The speed at which you eat could determine whether you’re at a risk of heart disease, stroke and diabetes.
According to a preliminary research, slow eaters are less likely to develop metabolic syndrome – a cluster of conditions including high blood pressure, diabetes, obesity and abnormal cholesetrol levels, that can multiply a person’s risk for heart disease, diabetes and stroke.
On the other hand, eating quickly may cause fluctuations in blood sugar, which can lead to insulin resistance.
According to research presented at the American Heart Association’s (AHA) Scientific Sessions 2017, eating more slowly could be the key to keeping your health and body in check, Health news reported.
As per the Independent, a team from Hiroshima University in Japan evaluated 642 men and 441 women with an average age of 51.2 years, none of whom had metabolic syndrome, in 2008.
The participants were divided into three categories based on how they described their usual eating speed: slow, normal or fast.

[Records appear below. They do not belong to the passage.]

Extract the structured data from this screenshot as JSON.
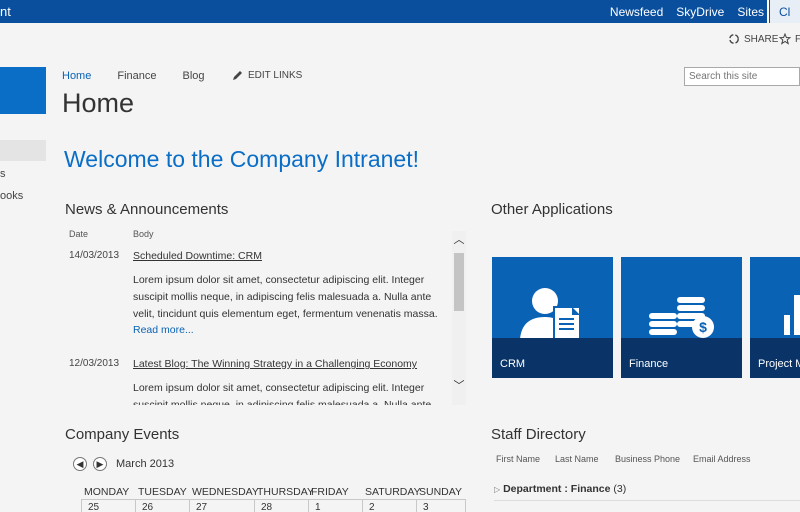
{
  "suite": {
    "brand": "nt",
    "links": [
      "Newsfeed",
      "SkyDrive",
      "Sites"
    ],
    "active_tab": "Cl",
    "color": "#0a4f9e"
  },
  "ribbon": {
    "share": "SHARE",
    "follow": "F"
  },
  "leftnav": {
    "item_a": "s",
    "item_b": "ooks"
  },
  "topnav": {
    "items": [
      "Home",
      "Finance",
      "Blog"
    ],
    "edit_links": "EDIT LINKS"
  },
  "search": {
    "placeholder": "Search this site"
  },
  "page_title": "Home",
  "welcome": "Welcome to the Company Intranet!",
  "news": {
    "title": "News & Announcements",
    "col_date": "Date",
    "col_body": "Body",
    "items": [
      {
        "date": "14/03/2013",
        "title": "Scheduled Downtime: CRM",
        "lines": [
          "Lorem ipsum dolor sit amet, consectetur adipiscing elit. Integer",
          "suscipit mollis neque, in adipiscing felis malesuada a. Nulla ante",
          "velit, tincidunt quis elementum eget, fermentum venenatis massa."
        ],
        "read_more": "Read more..."
      },
      {
        "date": "12/03/2013",
        "title": "Latest Blog: The Winning Strategy in a Challenging Economy",
        "lines": [
          "Lorem ipsum dolor sit amet, consectetur adipiscing elit. Integer",
          "suscipit mollis neque, in adipiscing felis malesuada a. Nulla ante"
        ]
      }
    ]
  },
  "apps": {
    "title": "Other Applications",
    "tiles": [
      {
        "label": "CRM",
        "icon": "person-document-icon"
      },
      {
        "label": "Finance",
        "icon": "coins-dollar-icon"
      },
      {
        "label": "Project M",
        "icon": "chart-icon"
      }
    ],
    "tile_color": "#0a62b5",
    "band_color": "#0a3468"
  },
  "events": {
    "title": "Company Events",
    "month": "March 2013",
    "days": [
      "MONDAY",
      "TUESDAY",
      "WEDNESDAY",
      "THURSDAY",
      "FRIDAY",
      "SATURDAY",
      "SUNDAY"
    ],
    "dates": [
      "25",
      "26",
      "27",
      "28",
      "1",
      "2",
      "3"
    ]
  },
  "staff": {
    "title": "Staff Directory",
    "columns": [
      "First Name",
      "Last Name",
      "Business Phone",
      "Email Address"
    ],
    "group_label": "Department",
    "group_value": "Finance",
    "group_count": "(3)"
  }
}
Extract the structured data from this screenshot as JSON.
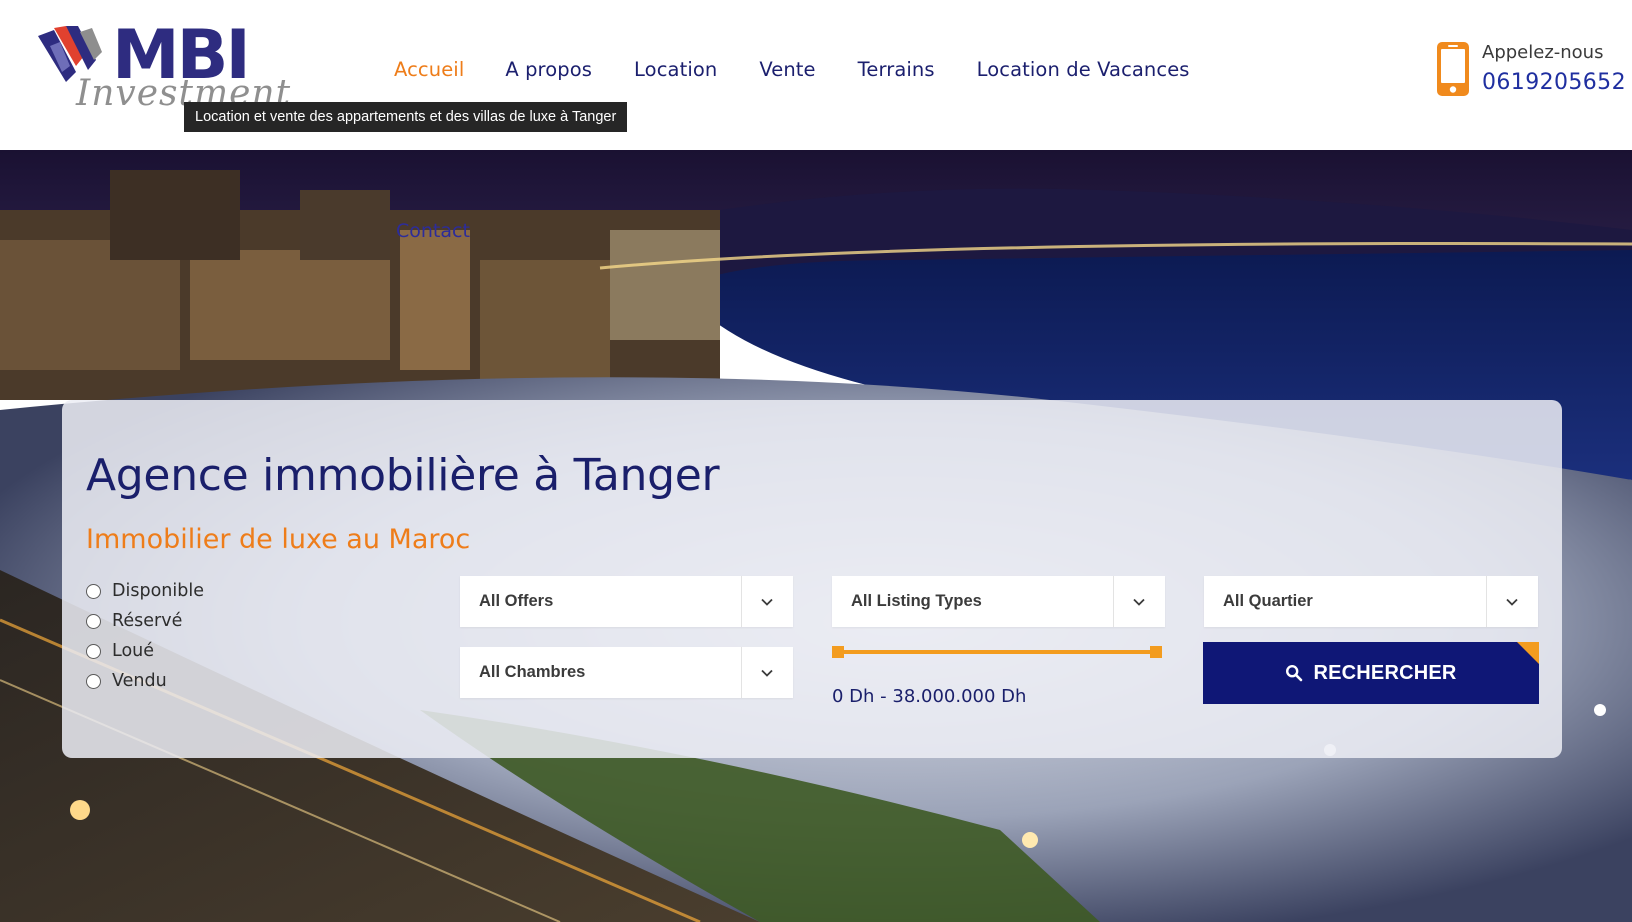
{
  "brand": {
    "name": "MBI",
    "script": "Investment",
    "colors": {
      "navy": "#1a1f6b",
      "orange": "#ee7d1a",
      "button": "#0f1776"
    }
  },
  "tooltip": "Location et vente des appartements et des villas de luxe à Tanger",
  "nav": {
    "items": [
      {
        "label": "Accueil",
        "active": true
      },
      {
        "label": "A propos"
      },
      {
        "label": "Location"
      },
      {
        "label": "Vente"
      },
      {
        "label": "Terrains"
      },
      {
        "label": "Location de Vacances"
      }
    ],
    "contact": "Contact"
  },
  "call": {
    "icon": "phone-icon",
    "label": "Appelez-nous",
    "number": "0619205652"
  },
  "hero": {
    "title": "Agence immobilière à Tanger",
    "subtitle": "Immobilier de luxe au Maroc"
  },
  "search": {
    "statuses": [
      "Disponible",
      "Réservé",
      "Loué",
      "Vendu"
    ],
    "selects": {
      "offers": "All Offers",
      "listing_types": "All Listing Types",
      "quartier": "All Quartier",
      "chambres": "All Chambres"
    },
    "price_range": {
      "min": 0,
      "max": 38000000,
      "label": "0 Dh - 38.000.000 Dh"
    },
    "button": {
      "icon": "search-icon",
      "label": "RECHERCHER"
    }
  }
}
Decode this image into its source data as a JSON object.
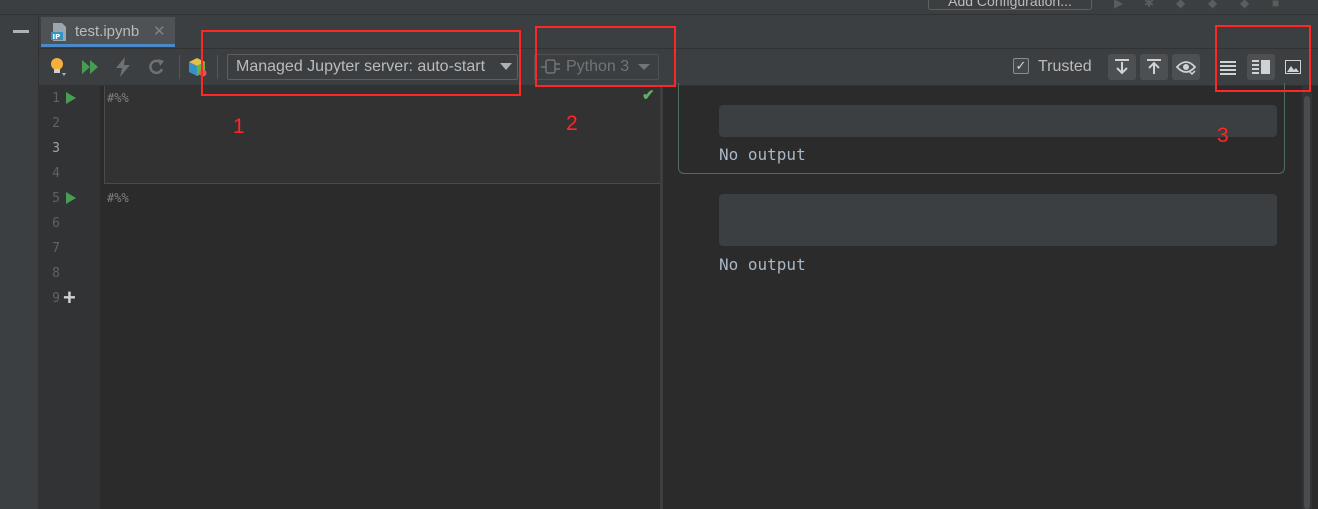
{
  "window": {
    "add_configuration_label": "Add Configuration..."
  },
  "tab": {
    "label": "test.ipynb",
    "close_glyph": "✕",
    "icon": "jupyter-notebook-file-icon"
  },
  "toolbar": {
    "icons": [
      "lightbulb-icon",
      "run-all-icon",
      "interrupt-kernel-icon",
      "restart-kernel-icon",
      "jupyter-logo-icon"
    ],
    "server_label": "Managed Jupyter server: auto-start",
    "kernel_label": "Python 3",
    "trusted_label": "Trusted",
    "trusted_checked": true,
    "view_mode_icons": [
      "editor-only-icon",
      "editor-and-preview-icon",
      "preview-only-icon"
    ],
    "selected_view_mode": "editor-and-preview-icon"
  },
  "editor": {
    "line_numbers": [
      "1",
      "2",
      "3",
      "4",
      "5",
      "6",
      "7",
      "8",
      "9"
    ],
    "cell_marker": "#%%",
    "add_cell_glyph": "+"
  },
  "preview": {
    "outputs": [
      {
        "text": "No output"
      },
      {
        "text": "No output"
      }
    ]
  },
  "annotations": {
    "labels": [
      "1",
      "2",
      "3"
    ],
    "color": "#ff2626"
  },
  "colors": {
    "run_green": "#499c54",
    "accent_blue": "#4a88c7",
    "background": "#2b2b2b"
  }
}
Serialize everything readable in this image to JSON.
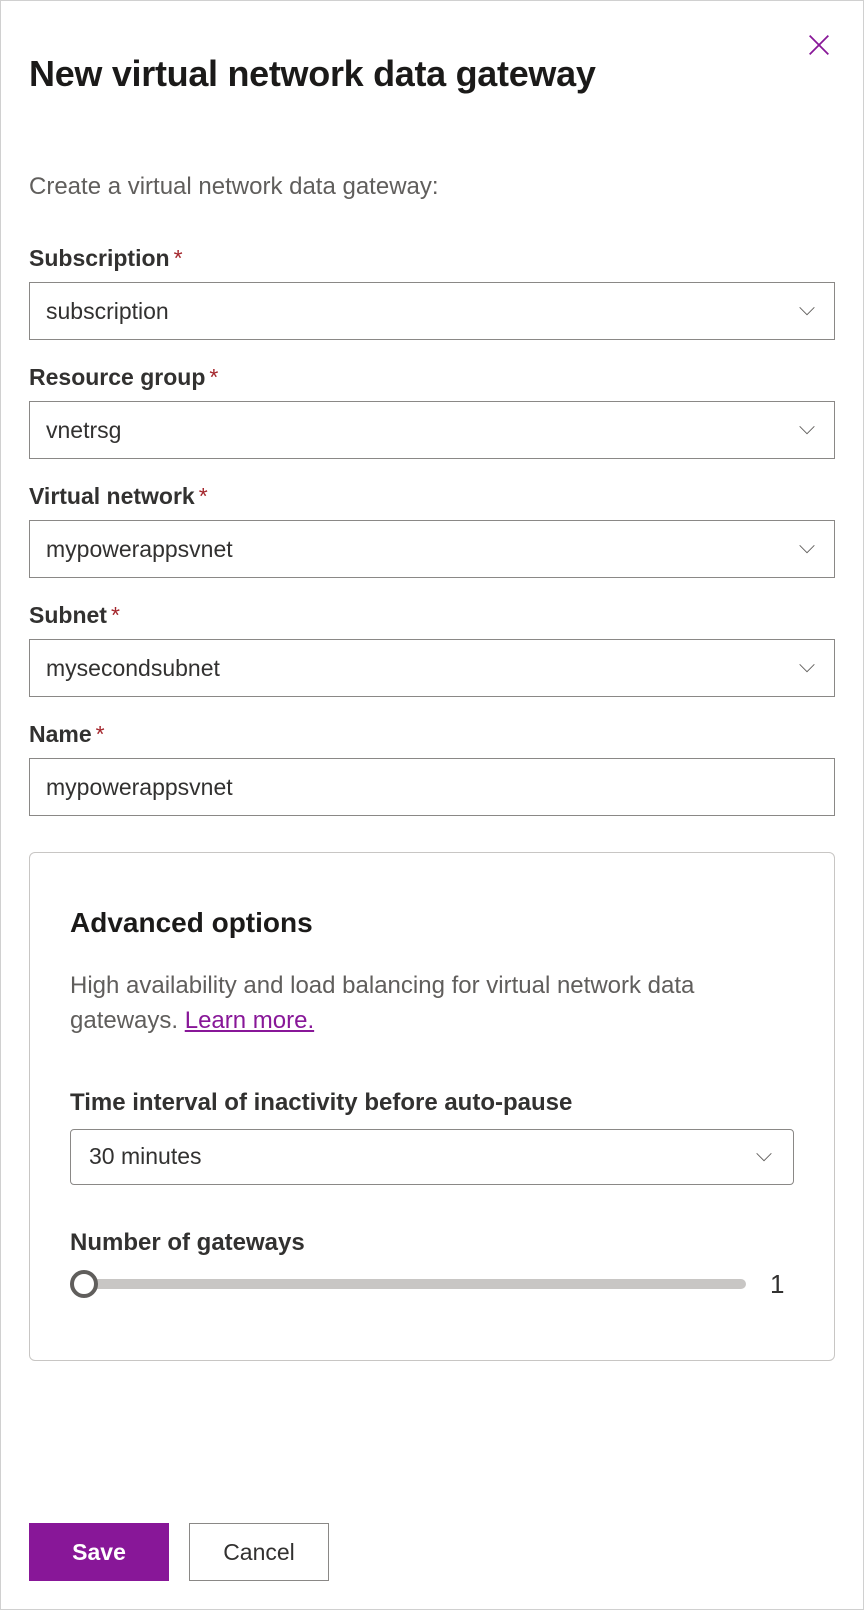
{
  "header": {
    "title": "New virtual network data gateway"
  },
  "subtitle": "Create a virtual network data gateway:",
  "fields": {
    "subscription": {
      "label": "Subscription",
      "value": "subscription",
      "required": true
    },
    "resource_group": {
      "label": "Resource group",
      "value": "vnetrsg",
      "required": true
    },
    "virtual_network": {
      "label": "Virtual network",
      "value": "mypowerappsvnet",
      "required": true
    },
    "subnet": {
      "label": "Subnet",
      "value": "mysecondsubnet",
      "required": true
    },
    "name": {
      "label": "Name",
      "value": "mypowerappsvnet",
      "required": true
    }
  },
  "advanced": {
    "title": "Advanced options",
    "description": "High availability and load balancing for virtual network data gateways. ",
    "learn_more": "Learn more.",
    "inactivity": {
      "label": "Time interval of inactivity before auto-pause",
      "value": "30 minutes"
    },
    "gateways": {
      "label": "Number of gateways",
      "value": "1"
    }
  },
  "buttons": {
    "save": "Save",
    "cancel": "Cancel"
  },
  "required_marker": "*"
}
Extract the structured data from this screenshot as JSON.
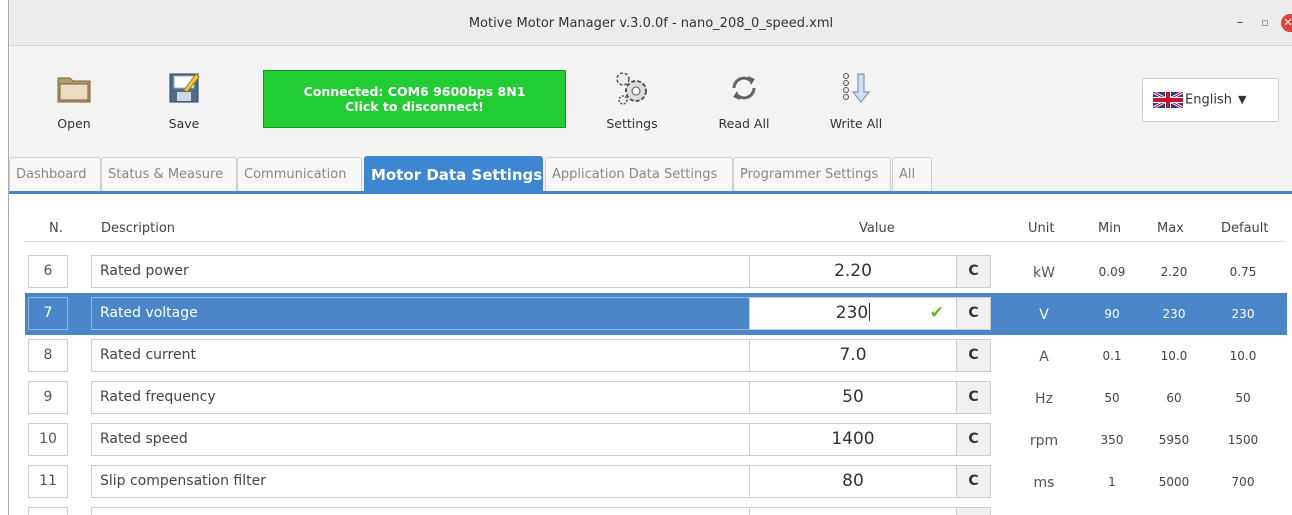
{
  "window": {
    "title": "Motive Motor Manager v.3.0.0f - nano_208_0_speed.xml",
    "min_glyph": "–",
    "max_glyph": "▫",
    "close_glyph": "✕"
  },
  "toolbar": {
    "open_label": "Open",
    "save_label": "Save",
    "connect_line1": "Connected: COM6 9600bps 8N1",
    "connect_line2": "Click to disconnect!",
    "settings_label": "Settings",
    "read_all_label": "Read All",
    "write_all_label": "Write All",
    "language": "English",
    "connect_color": "#22cc33"
  },
  "tabs": [
    {
      "label": "Dashboard",
      "active": false
    },
    {
      "label": "Status & Measure",
      "active": false
    },
    {
      "label": "Communication",
      "active": false
    },
    {
      "label": "Motor Data Settings",
      "active": true
    },
    {
      "label": "Application Data Settings",
      "active": false
    },
    {
      "label": "Programmer Settings",
      "active": false
    },
    {
      "label": "All",
      "active": false
    }
  ],
  "table": {
    "headers": {
      "n": "N.",
      "description": "Description",
      "value": "Value",
      "unit": "Unit",
      "min": "Min",
      "max": "Max",
      "default": "Default"
    },
    "reset_glyph": "C",
    "rows": [
      {
        "n": "6",
        "description": "Rated power",
        "value": "2.20",
        "unit": "kW",
        "min": "0.09",
        "max": "2.20",
        "default": "0.75",
        "selected": false
      },
      {
        "n": "7",
        "description": "Rated voltage",
        "value": "230",
        "unit": "V",
        "min": "90",
        "max": "230",
        "default": "230",
        "selected": true
      },
      {
        "n": "8",
        "description": "Rated current",
        "value": "7.0",
        "unit": "A",
        "min": "0.1",
        "max": "10.0",
        "default": "10.0",
        "selected": false
      },
      {
        "n": "9",
        "description": "Rated frequency",
        "value": "50",
        "unit": "Hz",
        "min": "50",
        "max": "60",
        "default": "50",
        "selected": false
      },
      {
        "n": "10",
        "description": "Rated speed",
        "value": "1400",
        "unit": "rpm",
        "min": "350",
        "max": "5950",
        "default": "1500",
        "selected": false
      },
      {
        "n": "11",
        "description": "Slip compensation filter",
        "value": "80",
        "unit": "ms",
        "min": "1",
        "max": "5000",
        "default": "700",
        "selected": false
      }
    ],
    "selected_color": "#4a86c8"
  }
}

It was found that fast eaters were more likely (11.6 percent) to have developed metabolic syndrome than normal eaters (6.5 percent) and slow eaters (2.3 percent).
Eating quickly was also associated with more weight gain, larger waistline and higher blood glucose.
The practice of consciously chewing your food and eating slowly allows the brain to receive signals of fullness, which also means that you are more likely to stop eating earlier.
“When people eat fast they tend not to feel full and are more likely to overeat. Eating fast causes bigger glucose fluctuation, which can lead to insulin resistance. We also believe our research would apply to a U.S. Population,” the Independent reported.